Sam Adams Cold Snap, Sam Adams Octoberfest
I have spent the last few months focused on drinking and reviewing malty beers, especially malty lagers. My frequent readers might notice that there is one style I haven’t touched upon, the dopplebock. I love dopplebocks, bold and malty, but still smooth and drinkable, they are one of my favorite styles of lager. Dopplebocks are an especially great selection for the late fall/early winter. The full flavor holds up well with hearty food and the higher ABV helps combat the falling temperatures. I admit, I have been holding out a little! I bought a number of dopplebocks and sampled them over the last few weeks so this week I’ll focus my beer reviews on a few of my favorites. Hoppy Boston Dopplebock Week begins with a review of Troegs Brewing Company’s highly regarded dopplebock, which is fittingly named, Troegenator (the -ator suffix is common for traditional German dopplebocks). Troegs brews this dopplebock year round using a combination of Pilsner, Munich and Chocolate malts along with Magnum and German Northern Brewer hops. It is sold on draft, in 12 and 22 oz. bottles and 16 oz. cans.
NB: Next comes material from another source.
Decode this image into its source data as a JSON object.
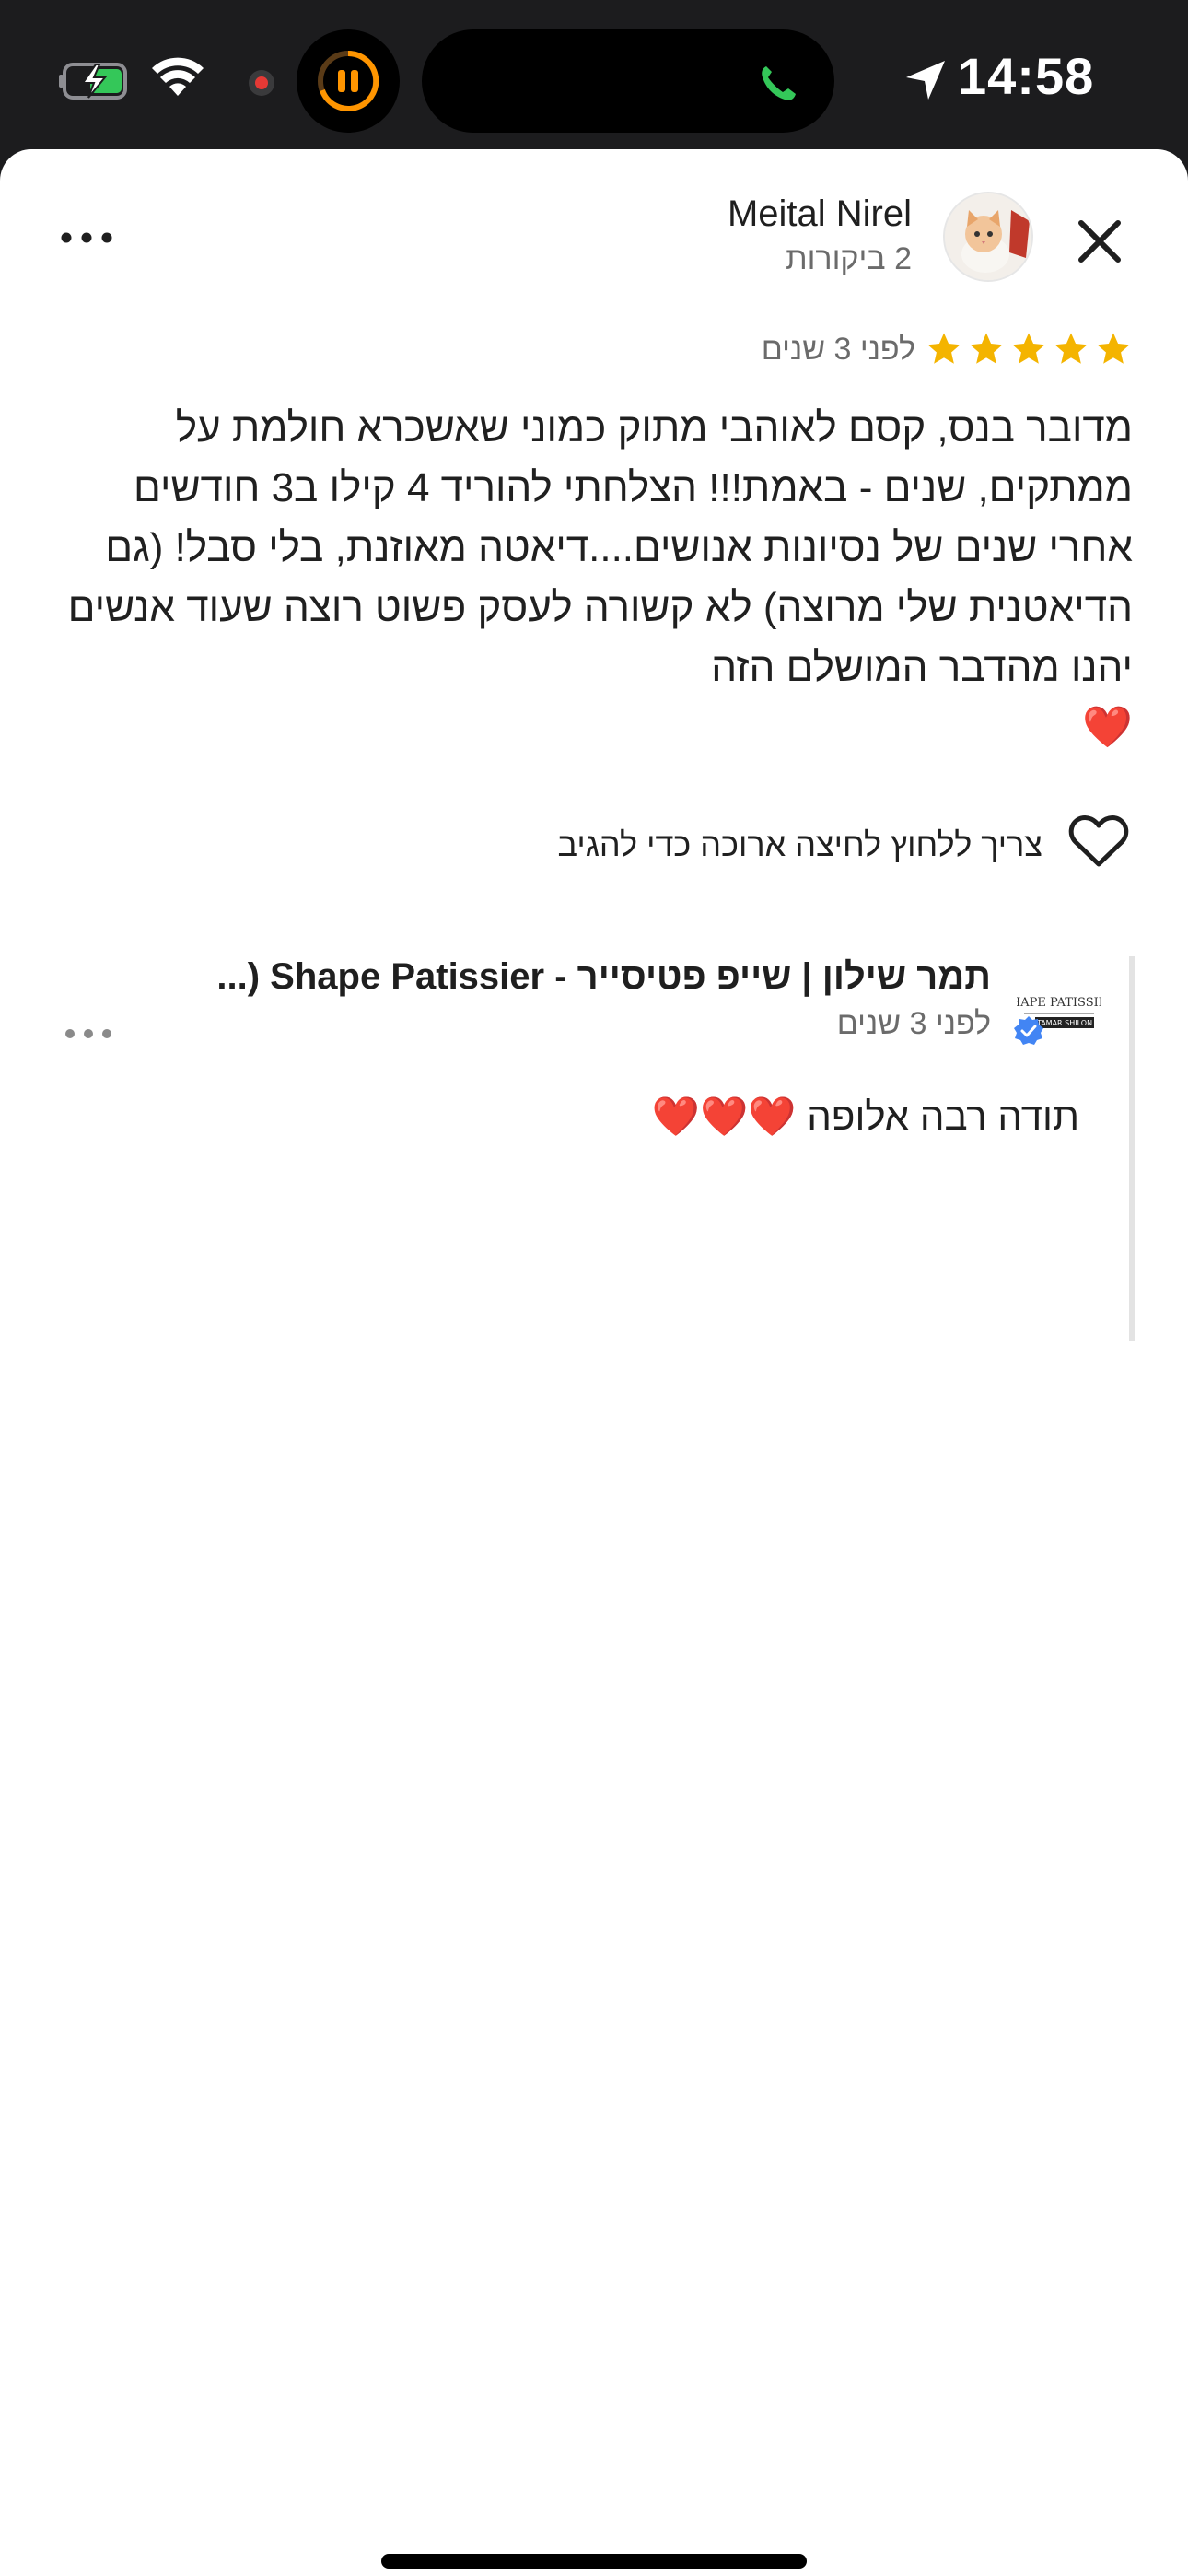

Troegs Troegenator Dopplebock pours cola brown with a moderate off-white head. The scent is a mixture of bready dark malts and a little boozy alcohol. The flavor is very malt forward, roasted grains, whole wheat toast, dark fruits like plum and raisin, and just a bit of chocolate. There is minimal hop flavor and just a bit of bitterness at the end. The beer is clean and drinkable, with a little lingering alcohol in the flavor. Troegenator drinks pretty easy for a bigger beer, but with a full 8.2% ABV it is a beer made for sipping. Overall this is a very solid version of the dopplebock style, big malt flavor combined with the drinkability that you expect from a lager. Hoppy Boston score: 4.25/5.
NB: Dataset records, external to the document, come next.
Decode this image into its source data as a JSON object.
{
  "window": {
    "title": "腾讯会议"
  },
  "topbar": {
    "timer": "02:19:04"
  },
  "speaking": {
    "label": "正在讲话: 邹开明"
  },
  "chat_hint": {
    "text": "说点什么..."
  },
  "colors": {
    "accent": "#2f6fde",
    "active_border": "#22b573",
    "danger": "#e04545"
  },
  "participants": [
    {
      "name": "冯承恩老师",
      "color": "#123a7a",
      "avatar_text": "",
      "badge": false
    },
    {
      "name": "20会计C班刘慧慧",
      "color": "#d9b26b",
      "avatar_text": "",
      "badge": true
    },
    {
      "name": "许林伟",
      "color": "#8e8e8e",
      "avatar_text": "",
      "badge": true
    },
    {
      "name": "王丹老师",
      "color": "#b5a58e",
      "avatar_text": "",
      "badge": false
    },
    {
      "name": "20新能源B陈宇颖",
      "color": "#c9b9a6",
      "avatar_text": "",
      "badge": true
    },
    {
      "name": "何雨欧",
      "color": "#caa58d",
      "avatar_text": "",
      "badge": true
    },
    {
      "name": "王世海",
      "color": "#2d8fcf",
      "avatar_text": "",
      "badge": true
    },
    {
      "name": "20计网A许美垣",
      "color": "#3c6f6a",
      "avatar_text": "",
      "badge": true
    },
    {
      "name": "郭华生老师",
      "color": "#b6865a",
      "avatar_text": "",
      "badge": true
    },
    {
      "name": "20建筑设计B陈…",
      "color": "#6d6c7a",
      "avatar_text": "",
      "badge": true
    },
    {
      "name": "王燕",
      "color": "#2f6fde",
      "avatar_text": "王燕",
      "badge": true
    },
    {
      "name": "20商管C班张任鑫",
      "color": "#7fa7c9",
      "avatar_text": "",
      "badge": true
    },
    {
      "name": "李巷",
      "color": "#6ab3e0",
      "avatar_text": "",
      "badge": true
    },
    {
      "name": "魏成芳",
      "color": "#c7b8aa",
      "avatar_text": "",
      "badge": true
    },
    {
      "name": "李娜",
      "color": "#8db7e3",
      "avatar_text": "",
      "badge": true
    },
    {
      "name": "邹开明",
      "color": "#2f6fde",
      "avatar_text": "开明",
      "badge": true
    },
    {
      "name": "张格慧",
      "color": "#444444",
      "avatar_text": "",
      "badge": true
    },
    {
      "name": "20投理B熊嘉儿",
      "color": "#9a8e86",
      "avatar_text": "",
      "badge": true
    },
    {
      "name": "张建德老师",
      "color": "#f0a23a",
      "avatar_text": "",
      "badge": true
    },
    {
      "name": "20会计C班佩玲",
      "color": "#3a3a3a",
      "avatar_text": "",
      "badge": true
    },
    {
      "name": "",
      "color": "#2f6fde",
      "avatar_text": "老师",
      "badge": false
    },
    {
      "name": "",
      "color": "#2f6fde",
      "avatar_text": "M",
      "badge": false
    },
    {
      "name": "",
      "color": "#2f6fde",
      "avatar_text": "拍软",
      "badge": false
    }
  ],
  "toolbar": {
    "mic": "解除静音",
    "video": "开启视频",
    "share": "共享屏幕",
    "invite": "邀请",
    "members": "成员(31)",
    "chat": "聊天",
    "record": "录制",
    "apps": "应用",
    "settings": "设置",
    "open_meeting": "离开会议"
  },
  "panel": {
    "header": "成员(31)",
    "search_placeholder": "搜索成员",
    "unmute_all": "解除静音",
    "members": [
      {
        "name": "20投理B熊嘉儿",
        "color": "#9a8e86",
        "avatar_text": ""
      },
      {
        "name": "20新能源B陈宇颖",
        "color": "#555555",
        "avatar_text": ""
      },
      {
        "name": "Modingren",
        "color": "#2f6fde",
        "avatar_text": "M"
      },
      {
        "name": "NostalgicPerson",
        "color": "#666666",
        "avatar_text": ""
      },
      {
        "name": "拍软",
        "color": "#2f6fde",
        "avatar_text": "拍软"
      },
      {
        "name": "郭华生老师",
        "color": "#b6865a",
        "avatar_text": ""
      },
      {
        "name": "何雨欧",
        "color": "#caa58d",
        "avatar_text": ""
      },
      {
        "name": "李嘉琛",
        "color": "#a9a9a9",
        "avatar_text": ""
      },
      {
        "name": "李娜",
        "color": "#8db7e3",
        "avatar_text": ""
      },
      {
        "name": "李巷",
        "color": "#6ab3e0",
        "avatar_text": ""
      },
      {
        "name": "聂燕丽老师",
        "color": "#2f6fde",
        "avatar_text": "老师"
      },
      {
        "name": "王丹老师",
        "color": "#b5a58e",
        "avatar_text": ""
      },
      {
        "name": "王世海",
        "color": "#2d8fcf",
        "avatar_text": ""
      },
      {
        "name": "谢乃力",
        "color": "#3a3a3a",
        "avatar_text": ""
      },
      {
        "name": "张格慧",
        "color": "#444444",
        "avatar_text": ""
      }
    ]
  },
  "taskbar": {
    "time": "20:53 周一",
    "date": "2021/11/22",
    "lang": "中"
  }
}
Previous Troegs reviews:
Troegs Sunshine Pils
Even though I named this blog Hoppy Boston the intention was always to focus on craft beer from around New England. While I’ve reviewed many beers from Maine, Vermont, New Hampshire, and Rhode Island (along with Massachusetts of course), this is my first review from Connecticut. I spent nearly two years living in CT and it seems that the craft beer scene was just taking off when I moved away. While there are many exciting breweries starting up in the state (many of whom I hope start distributing to MA), one old standby is the Thomas Hooker Brewing Company. Named for the founder of Hartford, Thomas Hooker has been brewing ales and lagers in Bloomflied CT since 2003. They produce a range of year-round and seasonal brews that are distributed to most of the Northeast. One of Thomas Hooker’s most popular year-round beers is Liberator, a German-style Dopplebock. Dopplebocks are typically dark and higher in alcohol, but have a clean finish and lighter mouthfeel due to the cold fermenting lager yeast. Liberator mixes Bavarian Lager yeast with traditional European hops and a range of dark malts.
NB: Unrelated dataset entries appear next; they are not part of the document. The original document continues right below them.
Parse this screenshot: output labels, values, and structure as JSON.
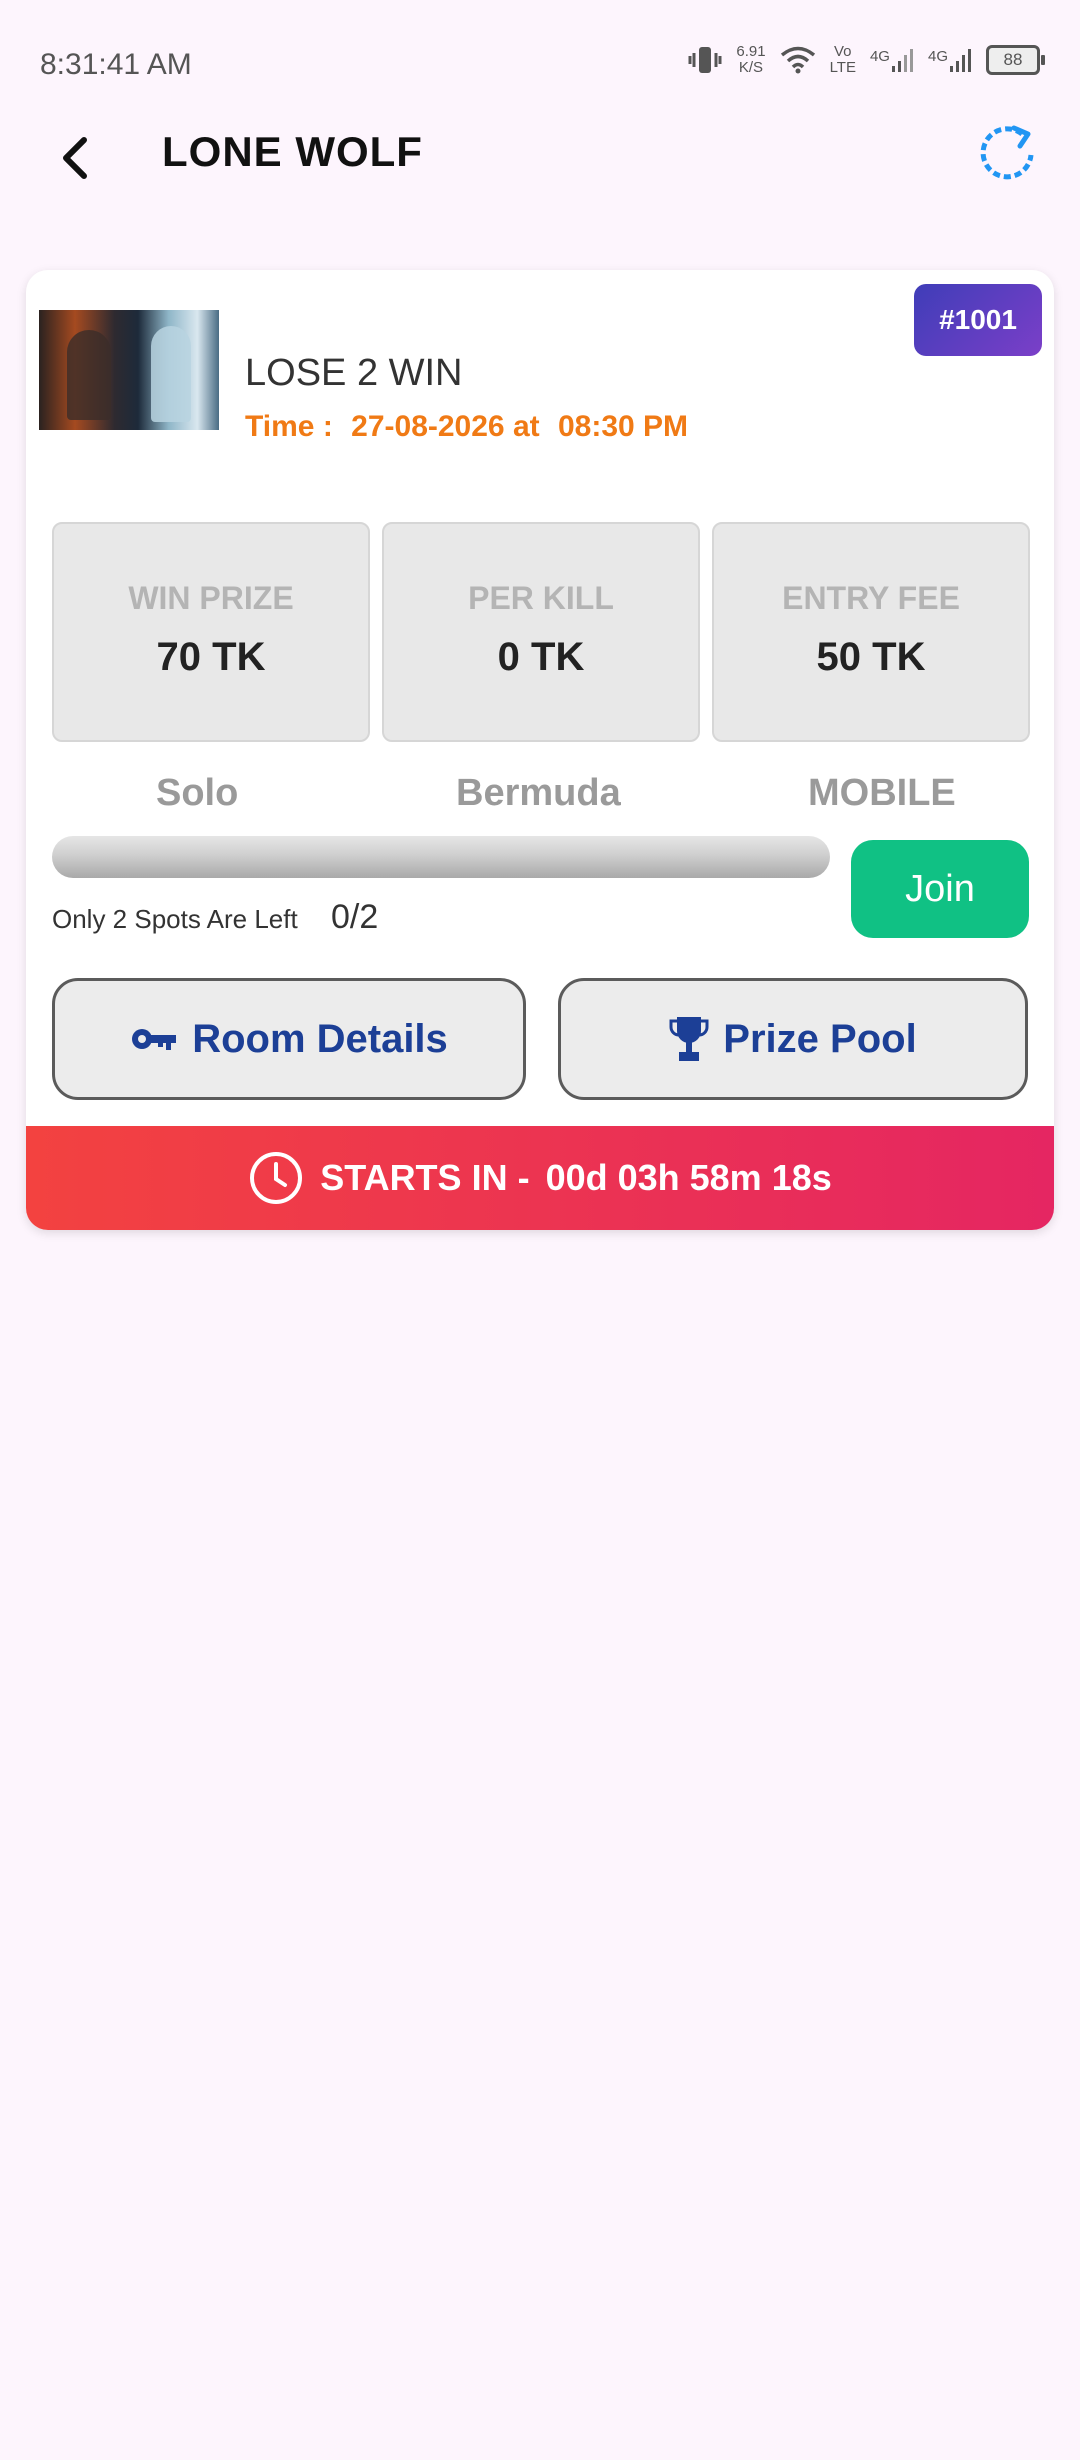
{
  "status_bar": {
    "time": "8:31:41 AM",
    "net_speed_value": "6.91",
    "net_speed_unit": "K/S",
    "volte_top": "Vo",
    "volte_bottom": "LTE",
    "network_1": "4G",
    "network_2": "4G",
    "battery": "88",
    "icons": [
      "vibrate-icon",
      "wifi-icon",
      "signal-icon",
      "battery-icon"
    ]
  },
  "header": {
    "title": "LONE WOLF",
    "back_icon": "chevron-left-icon",
    "refresh_icon": "refresh-icon",
    "refresh_color": "#2196f3"
  },
  "match": {
    "badge": "#1001",
    "title": "LOSE 2 WIN",
    "time_label": "Time :",
    "date": "27-08-2026 at",
    "clock": "08:30 PM",
    "stats": [
      {
        "label": "WIN PRIZE",
        "value": "70 TK"
      },
      {
        "label": "PER KILL",
        "value": "0 TK"
      },
      {
        "label": "ENTRY FEE",
        "value": "50 TK"
      }
    ],
    "mode": "Solo",
    "map": "Bermuda",
    "platform": "MOBILE",
    "progress": 0,
    "spots_left_text": "Only 2 Spots Are Left",
    "spots_count": "0/2",
    "join_label": "Join",
    "join_color": "#10c184",
    "room_details_label": "Room Details",
    "prize_pool_label": "Prize Pool",
    "countdown_label": "STARTS IN -",
    "countdown_value": "00d 03h 58m 18s"
  }
}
Thomas Hooker Liberator Dopplebock pours cola brown with a solid but quickly dissipating off-white head. The smell is mostly dark malts, with scents of chocolate, brown sugar and toasted bread. The taste is also very malt forward, milk chocolate, caramel, roasted barley and a little coffee flavor. There is a touch of hops in the backbone that don’t contribute much flavor, but keep the beer from being overly sweet. The beer is pretty light in body and easy to drink for a malt-forward dark beer – you don’t get that heavy mouthfeel that accompanies some big stouts and porters. Despite this lighter mouthfeel, Liberator comes in at a full 8.5% ABV, so this isn’t a light beer by any measure. The finish is very clean, just a hint of malt sweetness in the aftertaste. This is a great winter into spring beer, rich and full enough for the cold yet easier to drink than some heavy winter beers. Hoppy Boston score: 4.5/5.